SN 2007uy and 2008D in NGC 2770 Supernovae have long attracted the attention of both amateur and professional astronomers as a means of studying the violent eruption and death of massive stars and degenerates. However, in the last decade they have also acquired considerable importance as distance indicators, tracing the expansion of the universe to redshifts well beyond the reach of more conventional yardsticks, such as cepheids, and providing a key underpinning for the hypothesised existcen of dark energy. Understanding the supernovae themselves, and, in particular, their progenitors, is key to accurately interpreting their luminosities and distances. The present program aims to tackle that aspect of the problem by using ACS to obtain deep, high resolution images of galaxies that have harboured recent type Ia supernovae. The targets are all drawn from the Sloan Digital Sky Survey, which has uncovered more than than 500 type Ia supernovae,. The supernovae themselves are long gone from view, but the ACS data will be used to probe the stellar populations in the immediate vicinity of the explosion, and hence gain a better understanding of the likely progenitor.

GO 11702: Search for Very High-z Galaxies with WFC3 Pure Parallel

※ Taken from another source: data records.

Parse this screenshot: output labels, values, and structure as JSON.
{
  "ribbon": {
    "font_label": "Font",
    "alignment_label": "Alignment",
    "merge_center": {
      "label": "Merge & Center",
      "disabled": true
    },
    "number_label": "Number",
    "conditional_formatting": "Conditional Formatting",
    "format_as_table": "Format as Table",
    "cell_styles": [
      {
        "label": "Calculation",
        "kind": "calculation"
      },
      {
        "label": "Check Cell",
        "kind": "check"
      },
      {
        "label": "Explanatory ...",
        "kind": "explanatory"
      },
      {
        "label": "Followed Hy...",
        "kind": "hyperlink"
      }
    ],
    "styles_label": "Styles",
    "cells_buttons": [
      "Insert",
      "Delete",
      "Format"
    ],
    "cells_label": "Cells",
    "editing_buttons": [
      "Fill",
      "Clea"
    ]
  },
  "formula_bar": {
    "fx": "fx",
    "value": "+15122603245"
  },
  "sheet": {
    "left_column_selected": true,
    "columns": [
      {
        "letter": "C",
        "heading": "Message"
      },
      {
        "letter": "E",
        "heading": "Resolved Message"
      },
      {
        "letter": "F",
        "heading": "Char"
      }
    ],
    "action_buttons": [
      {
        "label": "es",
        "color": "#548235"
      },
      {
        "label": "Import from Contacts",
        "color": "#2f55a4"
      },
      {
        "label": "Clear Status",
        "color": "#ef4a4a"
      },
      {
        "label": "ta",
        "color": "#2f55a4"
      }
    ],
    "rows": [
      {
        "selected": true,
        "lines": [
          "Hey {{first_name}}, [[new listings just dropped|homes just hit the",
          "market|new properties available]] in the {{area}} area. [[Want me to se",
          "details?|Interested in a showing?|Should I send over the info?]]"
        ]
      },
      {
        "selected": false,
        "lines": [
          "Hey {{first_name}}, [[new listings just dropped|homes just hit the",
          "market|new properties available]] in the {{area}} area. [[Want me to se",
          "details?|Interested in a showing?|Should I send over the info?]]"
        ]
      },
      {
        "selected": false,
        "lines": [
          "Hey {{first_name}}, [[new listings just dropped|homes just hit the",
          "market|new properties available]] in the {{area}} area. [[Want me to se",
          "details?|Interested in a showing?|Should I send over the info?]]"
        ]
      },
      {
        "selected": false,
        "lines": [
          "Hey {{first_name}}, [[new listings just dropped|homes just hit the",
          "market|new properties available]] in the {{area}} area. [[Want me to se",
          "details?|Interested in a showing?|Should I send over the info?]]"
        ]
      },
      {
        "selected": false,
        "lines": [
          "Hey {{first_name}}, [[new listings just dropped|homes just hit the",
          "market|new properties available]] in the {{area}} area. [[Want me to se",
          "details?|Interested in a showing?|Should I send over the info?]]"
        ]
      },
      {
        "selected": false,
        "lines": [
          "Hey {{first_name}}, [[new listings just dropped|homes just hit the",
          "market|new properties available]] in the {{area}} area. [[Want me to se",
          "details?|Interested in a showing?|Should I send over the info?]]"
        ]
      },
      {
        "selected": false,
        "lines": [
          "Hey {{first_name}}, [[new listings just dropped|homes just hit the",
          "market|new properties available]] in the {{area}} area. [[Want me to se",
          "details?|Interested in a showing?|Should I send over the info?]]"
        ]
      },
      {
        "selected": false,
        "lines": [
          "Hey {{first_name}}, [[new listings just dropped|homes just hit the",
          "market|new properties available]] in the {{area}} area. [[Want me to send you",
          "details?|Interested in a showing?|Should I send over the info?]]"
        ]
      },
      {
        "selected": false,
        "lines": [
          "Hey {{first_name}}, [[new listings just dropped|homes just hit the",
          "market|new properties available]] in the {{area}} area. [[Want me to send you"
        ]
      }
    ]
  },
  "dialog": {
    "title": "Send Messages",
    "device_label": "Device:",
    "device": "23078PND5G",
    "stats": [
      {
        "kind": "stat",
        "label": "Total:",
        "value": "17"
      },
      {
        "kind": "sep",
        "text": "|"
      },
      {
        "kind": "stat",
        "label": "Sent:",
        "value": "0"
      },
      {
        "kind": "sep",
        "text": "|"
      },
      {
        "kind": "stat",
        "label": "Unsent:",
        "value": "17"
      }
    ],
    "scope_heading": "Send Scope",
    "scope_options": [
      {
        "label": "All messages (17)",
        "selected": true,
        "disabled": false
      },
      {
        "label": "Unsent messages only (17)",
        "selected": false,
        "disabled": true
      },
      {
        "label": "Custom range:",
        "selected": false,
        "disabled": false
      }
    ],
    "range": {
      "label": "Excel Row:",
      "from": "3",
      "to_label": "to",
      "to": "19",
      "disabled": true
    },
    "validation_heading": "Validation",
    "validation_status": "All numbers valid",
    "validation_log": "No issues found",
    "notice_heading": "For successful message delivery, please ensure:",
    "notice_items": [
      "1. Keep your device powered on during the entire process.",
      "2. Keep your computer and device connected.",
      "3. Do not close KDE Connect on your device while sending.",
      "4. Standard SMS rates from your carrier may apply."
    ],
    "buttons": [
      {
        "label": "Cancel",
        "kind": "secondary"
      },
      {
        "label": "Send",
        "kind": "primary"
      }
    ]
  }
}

The ACS optical/far-red image of the Hubble Ultra Deep Field Galaxy evolution in the early Universe is a discipline of astronomy that has been transformed by observations with the Hubble Space Telescope. The original Hubble Deep Field, the product of 10 days observation in December 1995 of a single pointing of Wide Field Planetary Camera 2, demonstrated conclusively that galaxy formation was a far from passive process. The images revealed numerous blue disturbed and irregular systems, characteristic of star formation in galaxy collisions and mergers. Building on this initial progam, the Hubble Deep Field South (HDFS) provided matching data for a second southern field, allowing a first assessment of likely effects due to field to field cosmic variance, and the Hubble Ultra-Deep Field (UDF) probed to even fainter magitude with the Advanced Camera for Surveys (ACS). The highest redshift objects found in the UDF have redshifts approaching z~7. Pushing to larger distances, and greater ages, demands observatons at near-infrared wavelengths, as the characteristics signatures of star formation are driven further redward in the spectrum. Wide Field Camera 3, installed in Servicing Mission 4, is well suited to these observations, and a number of programs are in place in Cycle 17 that address these issues. Indeed, WFC3 is employed in pure parallel mode by several programs. These take advantage of other science programs, usually with COS, that involve 2-5 orbit pointings on sources at high galactic latitude. The WFC3 pointing is unplanned, since it depends on the orientation adopted for the prime observations, but 2-5 orbits of IR imaging can reach galaxies at redshifts exceeding z=7 (potentially even z~8) in high latitude fields. This is one of two such programs in the cycle 17 portfolio.

Past weeks:
page by Neill Reid, updated 19/2/2010